Gary Crowton. The playcalling has been worse than it was today, but Crowton's hand was largely forced by the early deficit. Even early on the offense clearly wasn't clicking, and he didn't appear to have his side of the field prepared. The most memorable moment for me is when Davin Meggett got Maryland their first first down of the game on a run, and then he proceeded to go back to the same exact play the next two snaps instead of trying to use that as a kickstart for other areas of the offense.
Randy Edsall. No one should be calling for his head after three games. That entire thought process is a little wonky. But the head man's two biggest hires are failing, and his team was nowhere near ready enough to play. I know they're not his recruits, and for that he gets a bit of leeway, but he still should've been able to have them focused enough to play Temple like they cared. In all honesty, it almost appeared as though they quit today, and that's a very bad indication.

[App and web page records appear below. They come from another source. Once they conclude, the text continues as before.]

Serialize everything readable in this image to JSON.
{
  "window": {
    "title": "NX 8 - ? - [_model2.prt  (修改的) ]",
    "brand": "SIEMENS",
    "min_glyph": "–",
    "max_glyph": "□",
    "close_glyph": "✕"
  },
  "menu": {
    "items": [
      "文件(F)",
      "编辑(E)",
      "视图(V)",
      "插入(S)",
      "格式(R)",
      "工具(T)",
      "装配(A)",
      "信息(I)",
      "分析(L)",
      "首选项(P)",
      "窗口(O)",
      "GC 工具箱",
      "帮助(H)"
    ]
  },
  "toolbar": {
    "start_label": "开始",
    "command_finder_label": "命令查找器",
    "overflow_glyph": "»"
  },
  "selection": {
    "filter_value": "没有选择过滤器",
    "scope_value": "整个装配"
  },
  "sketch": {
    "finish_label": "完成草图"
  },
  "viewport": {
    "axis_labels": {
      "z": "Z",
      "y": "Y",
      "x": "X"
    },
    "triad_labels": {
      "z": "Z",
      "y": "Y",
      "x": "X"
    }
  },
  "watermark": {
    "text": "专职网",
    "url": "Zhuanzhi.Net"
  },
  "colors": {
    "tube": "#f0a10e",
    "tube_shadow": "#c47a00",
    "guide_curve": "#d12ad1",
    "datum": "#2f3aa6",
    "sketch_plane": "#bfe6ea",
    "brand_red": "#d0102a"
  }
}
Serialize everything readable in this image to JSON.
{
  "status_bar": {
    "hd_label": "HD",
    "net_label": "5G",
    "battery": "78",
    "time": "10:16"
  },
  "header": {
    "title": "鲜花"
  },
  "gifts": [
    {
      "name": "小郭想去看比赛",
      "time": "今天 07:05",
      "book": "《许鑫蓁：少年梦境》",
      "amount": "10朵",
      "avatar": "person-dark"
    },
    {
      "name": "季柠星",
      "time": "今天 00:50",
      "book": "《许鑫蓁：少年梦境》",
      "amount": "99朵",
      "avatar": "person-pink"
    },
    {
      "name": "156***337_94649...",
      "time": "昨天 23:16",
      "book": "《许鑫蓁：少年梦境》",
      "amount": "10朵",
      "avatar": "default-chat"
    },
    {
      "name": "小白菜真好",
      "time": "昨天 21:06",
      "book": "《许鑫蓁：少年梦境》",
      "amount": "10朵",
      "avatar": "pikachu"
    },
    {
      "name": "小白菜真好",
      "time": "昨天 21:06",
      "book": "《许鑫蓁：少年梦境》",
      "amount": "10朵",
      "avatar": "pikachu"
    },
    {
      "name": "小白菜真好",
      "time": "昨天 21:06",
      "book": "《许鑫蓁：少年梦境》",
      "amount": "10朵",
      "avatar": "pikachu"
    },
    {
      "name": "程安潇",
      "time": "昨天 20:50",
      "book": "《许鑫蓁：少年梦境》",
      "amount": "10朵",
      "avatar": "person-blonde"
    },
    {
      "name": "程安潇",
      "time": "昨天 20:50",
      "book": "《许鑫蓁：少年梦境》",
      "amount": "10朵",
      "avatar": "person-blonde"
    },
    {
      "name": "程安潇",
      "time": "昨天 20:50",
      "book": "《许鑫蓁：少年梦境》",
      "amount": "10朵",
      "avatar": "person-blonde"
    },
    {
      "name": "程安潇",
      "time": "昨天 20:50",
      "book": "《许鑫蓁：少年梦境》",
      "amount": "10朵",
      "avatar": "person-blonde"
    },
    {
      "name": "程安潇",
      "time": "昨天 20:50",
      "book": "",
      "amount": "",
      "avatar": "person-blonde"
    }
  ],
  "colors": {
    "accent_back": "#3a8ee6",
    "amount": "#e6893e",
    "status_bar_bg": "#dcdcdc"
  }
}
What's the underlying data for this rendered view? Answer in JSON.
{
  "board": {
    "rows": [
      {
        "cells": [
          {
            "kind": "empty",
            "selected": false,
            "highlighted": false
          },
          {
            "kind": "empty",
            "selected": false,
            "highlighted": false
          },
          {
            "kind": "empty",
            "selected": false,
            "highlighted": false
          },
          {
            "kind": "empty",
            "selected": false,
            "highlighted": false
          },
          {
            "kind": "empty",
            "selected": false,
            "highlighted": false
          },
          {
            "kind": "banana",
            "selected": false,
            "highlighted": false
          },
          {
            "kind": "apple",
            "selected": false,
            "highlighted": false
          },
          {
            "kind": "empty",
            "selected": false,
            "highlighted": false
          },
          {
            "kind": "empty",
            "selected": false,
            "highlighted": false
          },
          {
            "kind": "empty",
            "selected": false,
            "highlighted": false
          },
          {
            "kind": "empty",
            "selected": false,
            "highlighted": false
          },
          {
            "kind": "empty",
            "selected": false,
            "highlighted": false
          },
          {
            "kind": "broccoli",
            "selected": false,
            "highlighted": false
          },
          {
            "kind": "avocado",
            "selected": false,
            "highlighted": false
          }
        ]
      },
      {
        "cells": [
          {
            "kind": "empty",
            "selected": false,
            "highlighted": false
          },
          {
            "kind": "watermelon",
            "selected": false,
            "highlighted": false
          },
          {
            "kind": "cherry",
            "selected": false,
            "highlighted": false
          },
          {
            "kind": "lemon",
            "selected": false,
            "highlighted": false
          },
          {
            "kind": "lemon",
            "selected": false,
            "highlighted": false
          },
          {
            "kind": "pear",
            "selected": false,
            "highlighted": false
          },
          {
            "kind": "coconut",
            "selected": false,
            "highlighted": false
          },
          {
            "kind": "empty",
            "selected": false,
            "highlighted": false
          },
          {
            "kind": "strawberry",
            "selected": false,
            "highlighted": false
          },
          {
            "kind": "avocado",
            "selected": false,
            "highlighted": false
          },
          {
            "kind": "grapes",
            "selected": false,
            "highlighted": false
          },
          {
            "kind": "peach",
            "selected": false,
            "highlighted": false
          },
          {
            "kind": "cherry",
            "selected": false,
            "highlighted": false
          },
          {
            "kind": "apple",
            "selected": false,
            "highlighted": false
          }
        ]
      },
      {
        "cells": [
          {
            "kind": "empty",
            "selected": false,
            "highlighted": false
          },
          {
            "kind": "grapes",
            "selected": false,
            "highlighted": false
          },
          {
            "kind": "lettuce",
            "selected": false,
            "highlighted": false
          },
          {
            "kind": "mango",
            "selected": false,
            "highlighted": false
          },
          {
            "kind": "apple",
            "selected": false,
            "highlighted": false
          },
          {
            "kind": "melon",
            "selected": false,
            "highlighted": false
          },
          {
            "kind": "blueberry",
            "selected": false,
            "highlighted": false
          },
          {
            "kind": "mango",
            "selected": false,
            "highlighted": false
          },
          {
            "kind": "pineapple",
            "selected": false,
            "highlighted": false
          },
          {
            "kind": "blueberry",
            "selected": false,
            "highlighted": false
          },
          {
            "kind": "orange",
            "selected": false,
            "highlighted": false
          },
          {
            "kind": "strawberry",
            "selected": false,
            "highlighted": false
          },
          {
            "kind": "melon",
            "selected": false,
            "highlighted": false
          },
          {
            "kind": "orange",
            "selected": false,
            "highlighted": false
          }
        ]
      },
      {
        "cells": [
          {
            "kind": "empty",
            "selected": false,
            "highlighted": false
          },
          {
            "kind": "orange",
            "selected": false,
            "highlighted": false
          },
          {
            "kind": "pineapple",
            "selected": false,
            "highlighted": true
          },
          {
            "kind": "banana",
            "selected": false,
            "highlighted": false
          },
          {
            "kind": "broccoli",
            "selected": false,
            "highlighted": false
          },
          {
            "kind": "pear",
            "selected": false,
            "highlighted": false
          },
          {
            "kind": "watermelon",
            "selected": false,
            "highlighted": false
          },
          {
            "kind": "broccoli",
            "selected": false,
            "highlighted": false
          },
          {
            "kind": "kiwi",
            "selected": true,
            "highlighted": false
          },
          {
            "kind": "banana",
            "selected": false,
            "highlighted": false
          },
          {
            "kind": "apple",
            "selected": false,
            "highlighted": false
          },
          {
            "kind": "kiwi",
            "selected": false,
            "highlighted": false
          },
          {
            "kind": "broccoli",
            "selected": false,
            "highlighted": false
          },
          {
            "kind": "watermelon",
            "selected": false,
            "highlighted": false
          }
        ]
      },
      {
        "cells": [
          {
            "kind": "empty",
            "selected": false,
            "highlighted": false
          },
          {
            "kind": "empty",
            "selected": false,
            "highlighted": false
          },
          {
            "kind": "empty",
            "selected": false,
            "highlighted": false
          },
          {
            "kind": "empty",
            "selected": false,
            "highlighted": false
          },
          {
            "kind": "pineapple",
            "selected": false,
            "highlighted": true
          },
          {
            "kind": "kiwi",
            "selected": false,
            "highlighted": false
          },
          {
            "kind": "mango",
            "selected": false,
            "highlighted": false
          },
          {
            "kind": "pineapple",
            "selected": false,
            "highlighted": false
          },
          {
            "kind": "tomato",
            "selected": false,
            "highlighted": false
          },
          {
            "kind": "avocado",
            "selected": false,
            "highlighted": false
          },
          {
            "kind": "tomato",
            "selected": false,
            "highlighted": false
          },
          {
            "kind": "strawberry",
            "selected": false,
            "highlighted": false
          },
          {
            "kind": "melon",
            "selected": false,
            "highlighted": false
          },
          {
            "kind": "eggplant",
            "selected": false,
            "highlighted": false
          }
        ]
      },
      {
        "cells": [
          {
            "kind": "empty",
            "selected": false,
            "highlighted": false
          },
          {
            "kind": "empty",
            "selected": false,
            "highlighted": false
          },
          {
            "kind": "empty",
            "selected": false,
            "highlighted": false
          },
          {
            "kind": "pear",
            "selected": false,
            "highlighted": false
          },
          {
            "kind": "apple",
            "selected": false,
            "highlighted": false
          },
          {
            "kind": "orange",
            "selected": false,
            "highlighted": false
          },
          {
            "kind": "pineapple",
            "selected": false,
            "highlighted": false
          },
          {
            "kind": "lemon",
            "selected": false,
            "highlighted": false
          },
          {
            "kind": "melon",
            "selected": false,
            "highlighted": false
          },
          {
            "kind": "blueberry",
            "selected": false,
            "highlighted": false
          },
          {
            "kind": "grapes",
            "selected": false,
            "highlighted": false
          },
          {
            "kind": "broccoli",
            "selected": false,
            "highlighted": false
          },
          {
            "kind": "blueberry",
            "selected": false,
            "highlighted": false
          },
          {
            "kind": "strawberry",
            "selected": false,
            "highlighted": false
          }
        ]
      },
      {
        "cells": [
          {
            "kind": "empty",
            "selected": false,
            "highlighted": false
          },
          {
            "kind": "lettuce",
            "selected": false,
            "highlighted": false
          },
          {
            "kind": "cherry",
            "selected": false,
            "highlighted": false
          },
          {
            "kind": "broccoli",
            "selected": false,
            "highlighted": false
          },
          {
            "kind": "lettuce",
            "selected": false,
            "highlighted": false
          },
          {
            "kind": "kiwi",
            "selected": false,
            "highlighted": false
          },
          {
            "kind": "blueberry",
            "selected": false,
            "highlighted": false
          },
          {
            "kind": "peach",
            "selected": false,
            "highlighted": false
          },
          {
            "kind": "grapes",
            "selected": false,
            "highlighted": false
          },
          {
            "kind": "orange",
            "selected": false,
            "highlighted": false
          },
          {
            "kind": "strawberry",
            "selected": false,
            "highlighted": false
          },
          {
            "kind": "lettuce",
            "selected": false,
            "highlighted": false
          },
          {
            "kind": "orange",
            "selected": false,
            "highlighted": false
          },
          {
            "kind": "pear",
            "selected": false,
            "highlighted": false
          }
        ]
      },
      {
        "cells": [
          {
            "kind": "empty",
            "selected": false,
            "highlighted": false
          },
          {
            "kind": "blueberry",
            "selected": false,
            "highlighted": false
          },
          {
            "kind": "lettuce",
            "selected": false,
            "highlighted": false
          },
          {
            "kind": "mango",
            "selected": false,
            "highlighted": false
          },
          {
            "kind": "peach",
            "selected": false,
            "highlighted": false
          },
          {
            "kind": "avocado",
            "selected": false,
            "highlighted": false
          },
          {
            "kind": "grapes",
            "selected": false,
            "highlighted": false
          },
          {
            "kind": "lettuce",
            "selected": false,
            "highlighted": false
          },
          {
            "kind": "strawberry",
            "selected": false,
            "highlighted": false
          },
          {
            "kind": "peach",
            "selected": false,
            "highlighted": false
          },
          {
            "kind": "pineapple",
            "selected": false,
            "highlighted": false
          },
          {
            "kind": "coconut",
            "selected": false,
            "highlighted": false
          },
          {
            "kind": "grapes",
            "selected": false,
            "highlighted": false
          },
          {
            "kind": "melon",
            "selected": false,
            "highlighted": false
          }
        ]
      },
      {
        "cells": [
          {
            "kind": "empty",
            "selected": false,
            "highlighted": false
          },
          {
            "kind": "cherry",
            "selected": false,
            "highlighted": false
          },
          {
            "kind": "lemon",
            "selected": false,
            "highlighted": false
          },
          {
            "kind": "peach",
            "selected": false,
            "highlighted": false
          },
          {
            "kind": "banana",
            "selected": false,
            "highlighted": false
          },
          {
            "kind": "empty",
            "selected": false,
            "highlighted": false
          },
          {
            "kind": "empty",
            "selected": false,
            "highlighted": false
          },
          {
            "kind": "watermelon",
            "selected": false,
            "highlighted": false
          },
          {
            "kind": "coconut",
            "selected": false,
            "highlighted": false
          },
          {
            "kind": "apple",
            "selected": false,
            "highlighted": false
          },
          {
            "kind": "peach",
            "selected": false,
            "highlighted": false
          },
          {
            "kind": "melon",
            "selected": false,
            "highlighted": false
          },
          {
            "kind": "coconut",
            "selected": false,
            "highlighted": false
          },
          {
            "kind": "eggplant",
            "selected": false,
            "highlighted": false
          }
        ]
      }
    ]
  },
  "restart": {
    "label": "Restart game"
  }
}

Devonte Campbell, TE. I feel bad giving out helmet stickers at all to anyone, but hey, Campbell scored a touchdown on a great individual effort. Give it to him.
Demetrius Hartsfield, LB. The unsportsmanlike conduct earned him an earful from Edsall, and the missed tackle is bad, too. But he was one of very few players to actually be average defensively.
Nick Ferrara, P. I'm not sure who else I'd give one to in the special teams world. Ferrara had a few great punts and deserves credit for them, even if he was out there too often.
C.J. Brown, QB. He led a touchdown drive. That doesn't mean he's pushing for a starting job or that he's a great QB, only that he was decent on a day when everyone else was awful.